The mordant political cartoons of the anti-monarchist Honore Daumier (1808-1874) are still invaluable historical material for the social and political history of 19th century France. His hard-hitting cartoons, lithographed in the radical paper La Caricature, were considered by the aberrant establishment as “the cat’s paw of rabble-rousers; and political cowards shook in their boots at the sight of (Daumier’s) masterpieces of slaughter.” Once Daumier took a particularly hot shot at King Louis Philippe and was promptly sent to prison for six months. Daumier showed the king as a royal Gargantua swallowing moneybags stolen from the people.

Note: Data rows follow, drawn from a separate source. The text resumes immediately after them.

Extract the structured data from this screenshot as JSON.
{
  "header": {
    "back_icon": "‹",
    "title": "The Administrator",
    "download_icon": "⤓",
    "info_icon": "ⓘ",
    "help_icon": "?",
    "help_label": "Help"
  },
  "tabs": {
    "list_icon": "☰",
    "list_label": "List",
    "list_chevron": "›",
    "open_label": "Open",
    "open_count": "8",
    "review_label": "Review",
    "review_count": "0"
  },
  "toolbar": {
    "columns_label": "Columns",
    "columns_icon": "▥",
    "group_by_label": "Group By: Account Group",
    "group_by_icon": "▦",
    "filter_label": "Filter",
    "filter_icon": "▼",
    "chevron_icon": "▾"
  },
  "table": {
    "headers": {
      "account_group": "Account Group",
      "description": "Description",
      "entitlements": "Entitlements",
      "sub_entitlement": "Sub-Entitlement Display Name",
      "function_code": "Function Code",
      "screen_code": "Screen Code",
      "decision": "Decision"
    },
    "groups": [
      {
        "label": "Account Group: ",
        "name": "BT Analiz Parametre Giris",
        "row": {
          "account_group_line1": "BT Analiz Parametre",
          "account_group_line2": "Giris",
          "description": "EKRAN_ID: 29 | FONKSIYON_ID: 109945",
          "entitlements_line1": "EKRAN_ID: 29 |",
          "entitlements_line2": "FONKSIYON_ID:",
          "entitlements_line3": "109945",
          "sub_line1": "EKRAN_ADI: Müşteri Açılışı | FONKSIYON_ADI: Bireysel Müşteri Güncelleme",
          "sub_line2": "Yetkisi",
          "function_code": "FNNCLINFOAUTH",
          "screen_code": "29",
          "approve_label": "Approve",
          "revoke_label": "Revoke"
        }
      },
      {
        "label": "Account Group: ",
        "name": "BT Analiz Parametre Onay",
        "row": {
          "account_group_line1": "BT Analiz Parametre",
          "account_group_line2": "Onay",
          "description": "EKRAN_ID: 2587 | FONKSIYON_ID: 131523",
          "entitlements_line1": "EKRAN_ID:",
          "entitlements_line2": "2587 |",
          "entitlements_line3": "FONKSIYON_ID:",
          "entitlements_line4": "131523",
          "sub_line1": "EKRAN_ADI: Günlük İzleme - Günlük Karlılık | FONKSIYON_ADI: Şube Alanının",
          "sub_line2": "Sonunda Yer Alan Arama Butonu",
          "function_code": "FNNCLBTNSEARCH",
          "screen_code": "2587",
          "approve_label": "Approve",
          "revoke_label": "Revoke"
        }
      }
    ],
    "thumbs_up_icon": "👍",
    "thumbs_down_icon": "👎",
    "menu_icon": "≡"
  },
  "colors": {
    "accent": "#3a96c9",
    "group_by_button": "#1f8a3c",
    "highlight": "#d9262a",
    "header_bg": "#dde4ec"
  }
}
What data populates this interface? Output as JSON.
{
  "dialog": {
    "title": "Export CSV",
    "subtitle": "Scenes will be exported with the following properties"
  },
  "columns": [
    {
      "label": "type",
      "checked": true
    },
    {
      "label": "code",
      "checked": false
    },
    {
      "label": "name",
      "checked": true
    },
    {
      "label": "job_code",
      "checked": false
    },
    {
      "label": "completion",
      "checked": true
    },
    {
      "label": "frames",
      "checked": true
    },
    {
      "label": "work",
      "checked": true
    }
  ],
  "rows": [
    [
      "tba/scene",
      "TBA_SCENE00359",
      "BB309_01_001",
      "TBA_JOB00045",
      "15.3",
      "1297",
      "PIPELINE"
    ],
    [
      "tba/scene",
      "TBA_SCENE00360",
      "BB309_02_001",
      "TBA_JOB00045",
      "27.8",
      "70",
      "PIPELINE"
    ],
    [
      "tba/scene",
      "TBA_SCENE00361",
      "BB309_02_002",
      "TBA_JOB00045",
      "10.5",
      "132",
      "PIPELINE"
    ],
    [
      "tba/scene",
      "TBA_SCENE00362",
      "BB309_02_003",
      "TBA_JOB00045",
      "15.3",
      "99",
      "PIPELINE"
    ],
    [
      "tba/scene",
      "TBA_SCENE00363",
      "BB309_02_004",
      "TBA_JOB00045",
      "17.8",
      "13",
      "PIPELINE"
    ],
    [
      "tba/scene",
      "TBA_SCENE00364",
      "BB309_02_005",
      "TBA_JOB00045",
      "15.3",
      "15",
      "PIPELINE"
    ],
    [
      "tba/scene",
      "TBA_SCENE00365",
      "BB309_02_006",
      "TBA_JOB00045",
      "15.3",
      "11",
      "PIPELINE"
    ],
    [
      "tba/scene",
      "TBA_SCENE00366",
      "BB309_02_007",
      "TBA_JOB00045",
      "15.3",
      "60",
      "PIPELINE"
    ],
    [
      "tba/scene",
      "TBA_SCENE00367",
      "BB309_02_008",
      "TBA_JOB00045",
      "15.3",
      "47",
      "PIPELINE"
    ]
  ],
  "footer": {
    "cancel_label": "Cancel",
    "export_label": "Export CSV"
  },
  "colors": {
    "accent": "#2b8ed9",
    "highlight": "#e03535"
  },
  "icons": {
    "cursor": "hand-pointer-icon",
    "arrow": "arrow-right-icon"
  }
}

Just imagine if way back in 1885, while prefacing the third German edition of Karl Marx’s The Eighteenth Brumaire of Louis Bonaparte, Friedrich Engels had included some of the choicest Daumier cartoons! He did not. But many later historians of the period found it impossible to ignore Daumier.
In her The Proud Tower: A Portrait of The World before The War, 1890-1914, Barbara W. Tuchman used the paintings of John Singer Sargent (1856-1925) portraying the aristocracy, drawings of Theophile Steinlen responding to the plight of the working class, and photographs of Jacob A. Riis to show How the Other Half Lived.
The political cartoons of David Low (1891-1963) and Sydney Strube just before and during the Second World War are indispensible in writing the history of modern Britain, and no historian of the First World War will forget the cartoons of Bruce Bairnsfeather that showed soldiers drowning in the muddy trenches in France -- the other view of the many-splendoured war heroes.
Our political and social historians have not searched the old files of Shanker’s Weekly; their analyses of the Nehru-Lal Bahadur-Indira eras is not supported by the cartoons, for instance, of Laxman or Abu, as solid historical material. Sociologists and historians of culture have not considered how much of the problematic of the crisis in contemporary social and moral values has been poignantly revealed in the apparently humorous cartoons of Sudhir Dar and Mario de Miranda.
At the formal opening of the ‘Centre for the Study of Cartoons and Caricature’ at the University of Kent in 1975, Professor Ernst Gombrich, the art historian, told the audience that the cartoon’s job is to “solidify the elusive flux of events that cartoonists are encapsulating in their day-to-day work. But we do not yet have, in our country, any such institution for the serious study of cartoon and caricature.
The political cartoonist places the familiar and much-respected in impossible situations and re-interprets the heavy weights, pricking their balloons of vanity and pride, criticising the rhetoric of their sky-high promises, revealing the hidden nexus between the politicos and the underworld. For obvious reasons, daily political cartoons were unknown in the newspapers of Nazi Germany, and the same absence has been noted in mainstream newspapers of other totalitarian states.
It is amazing how much our views and understanding of the world has been shaped by the cartoonists and press photographers. It is the cartoonists who simplify and visually project the amorphous and inarticulate anger, censor and elation in the public mind, not sparing the powers that be, in the context of the burning issues of the day.
And the fact that cartoonists do pack a punch in our times was brought home to me rather ironically the other day, when I was strolling through SAHMAT’S exhibition of anti-communal cartoons at the AIFACS gallery in the capital. I came across a gentleman from police headquarters, assiduously taking down the names of cartoonists displayed in the panels. Now, who could be afraid of these poor cartoonists at the Headquarters?
Published in The Economic Times, February 1994